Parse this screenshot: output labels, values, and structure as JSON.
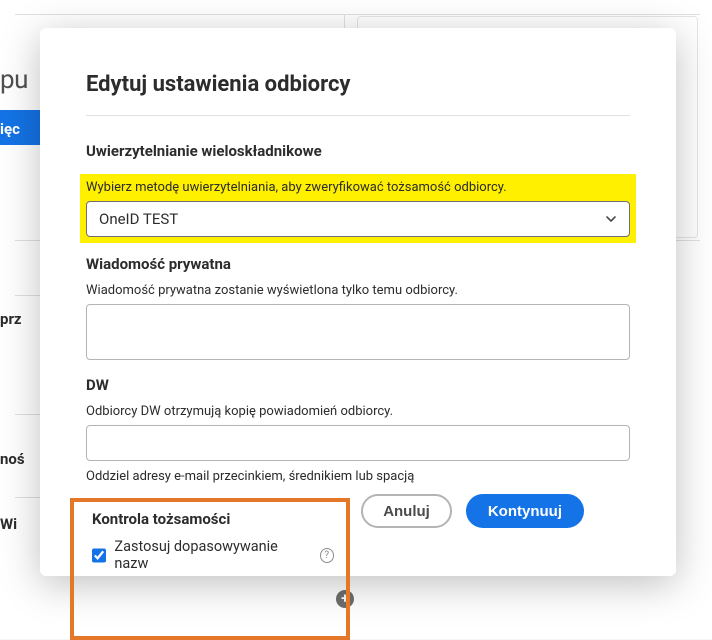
{
  "bg": {
    "left_text_fragment": "pu",
    "blue_tab_fragment": "ięc",
    "side_prz": "prz",
    "side_nos": "noś",
    "side_wi": "Wi"
  },
  "modal": {
    "title": "Edytuj ustawienia odbiorcy",
    "mfa": {
      "heading": "Uwierzytelnianie wieloskładnikowe",
      "help": "Wybierz metodę uwierzytelniania, aby zweryfikować tożsamość odbiorcy.",
      "selected_value": "OneID TEST"
    },
    "private_message": {
      "heading": "Wiadomość prywatna",
      "help": "Wiadomość prywatna zostanie wyświetlona tylko temu odbiorcy.",
      "value": ""
    },
    "dw": {
      "heading": "DW",
      "help": "Odbiorcy DW otrzymują kopię powiadomień odbiorcy.",
      "value": "",
      "tiny_help": "Oddziel adresy e-mail przecinkiem, średnikiem lub spacją"
    },
    "identity": {
      "heading": "Kontrola tożsamości",
      "checkbox_checked": true,
      "checkbox_label": "Zastosuj dopasowywanie nazw"
    },
    "buttons": {
      "cancel": "Anuluj",
      "continue": "Kontynuuj"
    }
  }
}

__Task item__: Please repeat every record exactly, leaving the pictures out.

__Answer to this problem__:
Parse this screenshot: output labels, values, and structure as JSON.
{
  "bg": {
    "left_text_fragment": "pu",
    "blue_tab_fragment": "ięc",
    "side_prz": "prz",
    "side_nos": "noś",
    "side_wi": "Wi"
  },
  "modal": {
    "title": "Edytuj ustawienia odbiorcy",
    "mfa": {
      "heading": "Uwierzytelnianie wieloskładnikowe",
      "help": "Wybierz metodę uwierzytelniania, aby zweryfikować tożsamość odbiorcy.",
      "selected_value": "OneID TEST"
    },
    "private_message": {
      "heading": "Wiadomość prywatna",
      "help": "Wiadomość prywatna zostanie wyświetlona tylko temu odbiorcy.",
      "value": ""
    },
    "dw": {
      "heading": "DW",
      "help": "Odbiorcy DW otrzymują kopię powiadomień odbiorcy.",
      "value": "",
      "tiny_help": "Oddziel adresy e-mail przecinkiem, średnikiem lub spacją"
    },
    "identity": {
      "heading": "Kontrola tożsamości",
      "checkbox_checked": true,
      "checkbox_label": "Zastosuj dopasowywanie nazw"
    },
    "buttons": {
      "cancel": "Anuluj",
      "continue": "Kontynuuj"
    }
  }
}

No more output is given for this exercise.